The expected output is the data itself, duplicated in full.

^^^^^^^^

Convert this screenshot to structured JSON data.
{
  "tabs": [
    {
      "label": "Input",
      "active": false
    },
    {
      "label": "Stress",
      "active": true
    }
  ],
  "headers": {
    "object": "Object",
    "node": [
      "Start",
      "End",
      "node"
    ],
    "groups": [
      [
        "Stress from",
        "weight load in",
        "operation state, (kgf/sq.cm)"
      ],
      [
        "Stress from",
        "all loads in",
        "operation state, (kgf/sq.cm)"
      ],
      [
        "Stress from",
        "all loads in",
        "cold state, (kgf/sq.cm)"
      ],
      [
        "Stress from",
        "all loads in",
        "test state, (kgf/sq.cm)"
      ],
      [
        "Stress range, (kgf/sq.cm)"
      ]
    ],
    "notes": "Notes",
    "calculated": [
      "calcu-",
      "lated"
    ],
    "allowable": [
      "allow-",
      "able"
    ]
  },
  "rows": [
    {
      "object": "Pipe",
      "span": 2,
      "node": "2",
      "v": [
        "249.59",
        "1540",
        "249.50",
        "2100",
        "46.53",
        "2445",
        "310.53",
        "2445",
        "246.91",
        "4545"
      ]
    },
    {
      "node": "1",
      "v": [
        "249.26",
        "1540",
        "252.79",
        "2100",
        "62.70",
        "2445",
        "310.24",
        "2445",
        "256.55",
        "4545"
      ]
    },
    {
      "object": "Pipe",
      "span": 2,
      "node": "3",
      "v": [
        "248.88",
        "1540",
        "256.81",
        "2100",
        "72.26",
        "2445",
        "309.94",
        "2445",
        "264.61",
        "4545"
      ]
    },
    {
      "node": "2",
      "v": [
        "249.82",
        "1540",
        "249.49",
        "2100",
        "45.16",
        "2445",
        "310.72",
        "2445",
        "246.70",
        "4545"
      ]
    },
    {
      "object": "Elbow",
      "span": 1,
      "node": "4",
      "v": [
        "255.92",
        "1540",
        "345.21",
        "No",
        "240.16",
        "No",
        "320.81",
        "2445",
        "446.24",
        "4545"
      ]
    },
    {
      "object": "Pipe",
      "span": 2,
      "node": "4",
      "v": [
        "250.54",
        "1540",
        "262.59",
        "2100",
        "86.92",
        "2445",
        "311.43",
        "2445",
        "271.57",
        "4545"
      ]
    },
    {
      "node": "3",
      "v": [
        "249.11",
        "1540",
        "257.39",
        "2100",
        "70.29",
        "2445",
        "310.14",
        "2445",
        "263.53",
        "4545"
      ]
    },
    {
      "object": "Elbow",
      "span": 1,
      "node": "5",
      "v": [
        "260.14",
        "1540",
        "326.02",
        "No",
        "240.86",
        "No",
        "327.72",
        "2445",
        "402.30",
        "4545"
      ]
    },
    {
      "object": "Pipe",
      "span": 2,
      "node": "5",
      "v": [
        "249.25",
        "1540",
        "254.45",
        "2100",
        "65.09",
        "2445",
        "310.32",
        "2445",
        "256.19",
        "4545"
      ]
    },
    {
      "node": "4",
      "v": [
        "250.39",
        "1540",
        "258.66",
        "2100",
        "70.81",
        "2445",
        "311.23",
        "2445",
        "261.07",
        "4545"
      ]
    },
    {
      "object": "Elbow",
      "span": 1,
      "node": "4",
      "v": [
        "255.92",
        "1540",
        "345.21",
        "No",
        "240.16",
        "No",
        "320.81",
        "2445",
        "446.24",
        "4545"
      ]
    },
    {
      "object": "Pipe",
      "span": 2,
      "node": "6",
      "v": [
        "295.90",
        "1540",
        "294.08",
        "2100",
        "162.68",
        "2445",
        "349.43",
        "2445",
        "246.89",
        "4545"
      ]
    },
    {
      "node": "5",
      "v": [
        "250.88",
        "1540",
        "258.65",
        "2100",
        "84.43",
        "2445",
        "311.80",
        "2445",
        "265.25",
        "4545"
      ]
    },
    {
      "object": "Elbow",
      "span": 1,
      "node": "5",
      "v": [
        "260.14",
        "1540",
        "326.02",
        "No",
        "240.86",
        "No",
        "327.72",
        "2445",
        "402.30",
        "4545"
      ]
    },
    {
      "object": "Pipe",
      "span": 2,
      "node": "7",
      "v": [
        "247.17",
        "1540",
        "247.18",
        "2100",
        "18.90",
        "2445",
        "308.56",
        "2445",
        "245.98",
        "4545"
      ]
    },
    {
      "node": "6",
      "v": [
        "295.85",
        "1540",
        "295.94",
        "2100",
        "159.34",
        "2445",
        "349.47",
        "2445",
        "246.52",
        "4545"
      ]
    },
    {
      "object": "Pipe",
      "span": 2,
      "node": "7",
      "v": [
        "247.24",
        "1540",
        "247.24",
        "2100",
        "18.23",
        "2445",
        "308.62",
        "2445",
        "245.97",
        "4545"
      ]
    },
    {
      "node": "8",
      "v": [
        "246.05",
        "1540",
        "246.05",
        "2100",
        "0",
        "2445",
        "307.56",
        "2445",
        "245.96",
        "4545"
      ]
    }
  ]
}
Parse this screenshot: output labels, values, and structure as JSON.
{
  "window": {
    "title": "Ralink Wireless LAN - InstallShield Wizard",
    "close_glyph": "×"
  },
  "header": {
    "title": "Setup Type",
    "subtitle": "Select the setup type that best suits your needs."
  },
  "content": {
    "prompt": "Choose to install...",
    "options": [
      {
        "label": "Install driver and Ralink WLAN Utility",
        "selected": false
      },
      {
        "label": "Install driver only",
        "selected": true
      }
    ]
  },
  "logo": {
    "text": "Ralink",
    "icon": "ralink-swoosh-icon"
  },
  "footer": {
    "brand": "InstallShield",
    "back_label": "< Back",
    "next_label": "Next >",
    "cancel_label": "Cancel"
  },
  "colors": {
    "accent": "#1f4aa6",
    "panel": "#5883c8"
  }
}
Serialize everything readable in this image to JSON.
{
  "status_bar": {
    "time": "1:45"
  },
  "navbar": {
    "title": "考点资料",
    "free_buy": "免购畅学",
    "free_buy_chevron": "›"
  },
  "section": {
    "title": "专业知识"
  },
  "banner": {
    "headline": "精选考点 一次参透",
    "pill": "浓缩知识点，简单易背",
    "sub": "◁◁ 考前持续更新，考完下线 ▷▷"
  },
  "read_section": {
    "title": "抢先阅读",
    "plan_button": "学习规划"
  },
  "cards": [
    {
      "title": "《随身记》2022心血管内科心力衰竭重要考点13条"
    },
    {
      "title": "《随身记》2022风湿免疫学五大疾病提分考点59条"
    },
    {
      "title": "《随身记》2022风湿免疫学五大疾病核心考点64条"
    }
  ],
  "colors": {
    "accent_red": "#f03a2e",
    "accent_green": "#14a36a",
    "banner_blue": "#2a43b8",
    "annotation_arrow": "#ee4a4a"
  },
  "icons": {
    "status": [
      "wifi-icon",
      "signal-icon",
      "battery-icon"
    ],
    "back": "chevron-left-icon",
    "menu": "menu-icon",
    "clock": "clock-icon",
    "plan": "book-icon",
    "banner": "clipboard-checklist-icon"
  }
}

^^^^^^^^

> _Task response_
Convert this screenshot to structured JSON data.
{
  "tabs": [
    {
      "label": "Input",
      "active": false
    },
    {
      "label": "Stress",
      "active": true
    }
  ],
  "headers": {
    "object": "Object",
    "node": [
      "Start",
      "End",
      "node"
    ],
    "groups": [
      [
        "Stress from",
        "weight load in",
        "operation state, (kgf/sq.cm)"
      ],
      [
        "Stress from",
        "all loads in",
        "operation state, (kgf/sq.cm)"
      ],
      [
        "Stress from",
        "all loads in",
        "cold state, (kgf/sq.cm)"
      ],
      [
        "Stress from",
        "all loads in",
        "test state, (kgf/sq.cm)"
      ],
      [
        "Stress range, (kgf/sq.cm)"
      ]
    ],
    "notes": "Notes",
    "calculated": [
      "calcu-",
      "lated"
    ],
    "allowable": [
      "allow-",
      "able"
    ]
  },
  "rows": [
    {
      "object": "Pipe",
      "span": 2,
      "node": "2",
      "v": [
        "249.59",
        "1540",
        "249.50",
        "2100",
        "46.53",
        "2445",
        "310.53",
        "2445",
        "246.91",
        "4545"
      ]
    },
    {
      "node": "1",
      "v": [
        "249.26",
        "1540",
        "252.79",
        "2100",
        "62.70",
        "2445",
        "310.24",
        "2445",
        "256.55",
        "4545"
      ]
    },
    {
      "object": "Pipe",
      "span": 2,
      "node": "3",
      "v": [
        "248.88",
        "1540",
        "256.81",
        "2100",
        "72.26",
        "2445",
        "309.94",
        "2445",
        "264.61",
        "4545"
      ]
    },
    {
      "node": "2",
      "v": [
        "249.82",
        "1540",
        "249.49",
        "2100",
        "45.16",
        "2445",
        "310.72",
        "2445",
        "246.70",
        "4545"
      ]
    },
    {
      "object": "Elbow",
      "span": 1,
      "node": "4",
      "v": [
        "255.92",
        "1540",
        "345.21",
        "No",
        "240.16",
        "No",
        "320.81",
        "2445",
        "446.24",
        "4545"
      ]
    },
    {
      "object": "Pipe",
      "span": 2,
      "node": "4",
      "v": [
        "250.54",
        "1540",
        "262.59",
        "2100",
        "86.92",
        "2445",
        "311.43",
        "2445",
        "271.57",
        "4545"
      ]
    },
    {
      "node": "3",
      "v": [
        "249.11",
        "1540",
        "257.39",
        "2100",
        "70.29",
        "2445",
        "310.14",
        "2445",
        "263.53",
        "4545"
      ]
    },
    {
      "object": "Elbow",
      "span": 1,
      "node": "5",
      "v": [
        "260.14",
        "1540",
        "326.02",
        "No",
        "240.86",
        "No",
        "327.72",
        "2445",
        "402.30",
        "4545"
      ]
    },
    {
      "object": "Pipe",
      "span": 2,
      "node": "5",
      "v": [
        "249.25",
        "1540",
        "254.45",
        "2100",
        "65.09",
        "2445",
        "310.32",
        "2445",
        "256.19",
        "4545"
      ]
    },
    {
      "node": "4",
      "v": [
        "250.39",
        "1540",
        "258.66",
        "2100",
        "70.81",
        "2445",
        "311.23",
        "2445",
        "261.07",
        "4545"
      ]
    },
    {
      "object": "Elbow",
      "span": 1,
      "node": "4",
      "v": [
        "255.92",
        "1540",
        "345.21",
        "No",
        "240.16",
        "No",
        "320.81",
        "2445",
        "446.24",
        "4545"
      ]
    },
    {
      "object": "Pipe",
      "span": 2,
      "node": "6",
      "v": [
        "295.90",
        "1540",
        "294.08",
        "2100",
        "162.68",
        "2445",
        "349.43",
        "2445",
        "246.89",
        "4545"
      ]
    },
    {
      "node": "5",
      "v": [
        "250.88",
        "1540",
        "258.65",
        "2100",
        "84.43",
        "2445",
        "311.80",
        "2445",
        "265.25",
        "4545"
      ]
    },
    {
      "object": "Elbow",
      "span": 1,
      "node": "5",
      "v": [
        "260.14",
        "1540",
        "326.02",
        "No",
        "240.86",
        "No",
        "327.72",
        "2445",
        "402.30",
        "4545"
      ]
    },
    {
      "object": "Pipe",
      "span": 2,
      "node": "7",
      "v": [
        "247.17",
        "1540",
        "247.18",
        "2100",
        "18.90",
        "2445",
        "308.56",
        "2445",
        "245.98",
        "4545"
      ]
    },
    {
      "node": "6",
      "v": [
        "295.85",
        "1540",
        "295.94",
        "2100",
        "159.34",
        "2445",
        "349.47",
        "2445",
        "246.52",
        "4545"
      ]
    },
    {
      "object": "Pipe",
      "span": 2,
      "node": "7",
      "v": [
        "247.24",
        "1540",
        "247.24",
        "2100",
        "18.23",
        "2445",
        "308.62",
        "2445",
        "245.97",
        "4545"
      ]
    },
    {
      "node": "8",
      "v": [
        "246.05",
        "1540",
        "246.05",
        "2100",
        "0",
        "2445",
        "307.56",
        "2445",
        "245.96",
        "4545"
      ]
    }
  ]
}
Parse this screenshot: output labels, values, and structure as JSON.
{
  "window": {
    "title": "Ralink Wireless LAN - InstallShield Wizard",
    "close_glyph": "×"
  },
  "header": {
    "title": "Setup Type",
    "subtitle": "Select the setup type that best suits your needs."
  },
  "content": {
    "prompt": "Choose to install...",
    "options": [
      {
        "label": "Install driver and Ralink WLAN Utility",
        "selected": false
      },
      {
        "label": "Install driver only",
        "selected": true
      }
    ]
  },
  "logo": {
    "text": "Ralink",
    "icon": "ralink-swoosh-icon"
  },
  "footer": {
    "brand": "InstallShield",
    "back_label": "< Back",
    "next_label": "Next >",
    "cancel_label": "Cancel"
  },
  "colors": {
    "accent": "#1f4aa6",
    "panel": "#5883c8"
  }
}
Serialize everything readable in this image to JSON.
{
  "status_bar": {
    "time": "1:45"
  },
  "navbar": {
    "title": "考点资料",
    "free_buy": "免购畅学",
    "free_buy_chevron": "›"
  },
  "section": {
    "title": "专业知识"
  },
  "banner": {
    "headline": "精选考点 一次参透",
    "pill": "浓缩知识点，简单易背",
    "sub": "◁◁ 考前持续更新，考完下线 ▷▷"
  },
  "read_section": {
    "title": "抢先阅读",
    "plan_button": "学习规划"
  },
  "cards": [
    {
      "title": "《随身记》2022心血管内科心力衰竭重要考点13条"
    },
    {
      "title": "《随身记》2022风湿免疫学五大疾病提分考点59条"
    },
    {
      "title": "《随身记》2022风湿免疫学五大疾病核心考点64条"
    }
  ],
  "colors": {
    "accent_red": "#f03a2e",
    "accent_green": "#14a36a",
    "banner_blue": "#2a43b8",
    "annotation_arrow": "#ee4a4a"
  },
  "icons": {
    "status": [
      "wifi-icon",
      "signal-icon",
      "battery-icon"
    ],
    "back": "chevron-left-icon",
    "menu": "menu-icon",
    "clock": "clock-icon",
    "plan": "book-icon",
    "banner": "clipboard-checklist-icon"
  }
}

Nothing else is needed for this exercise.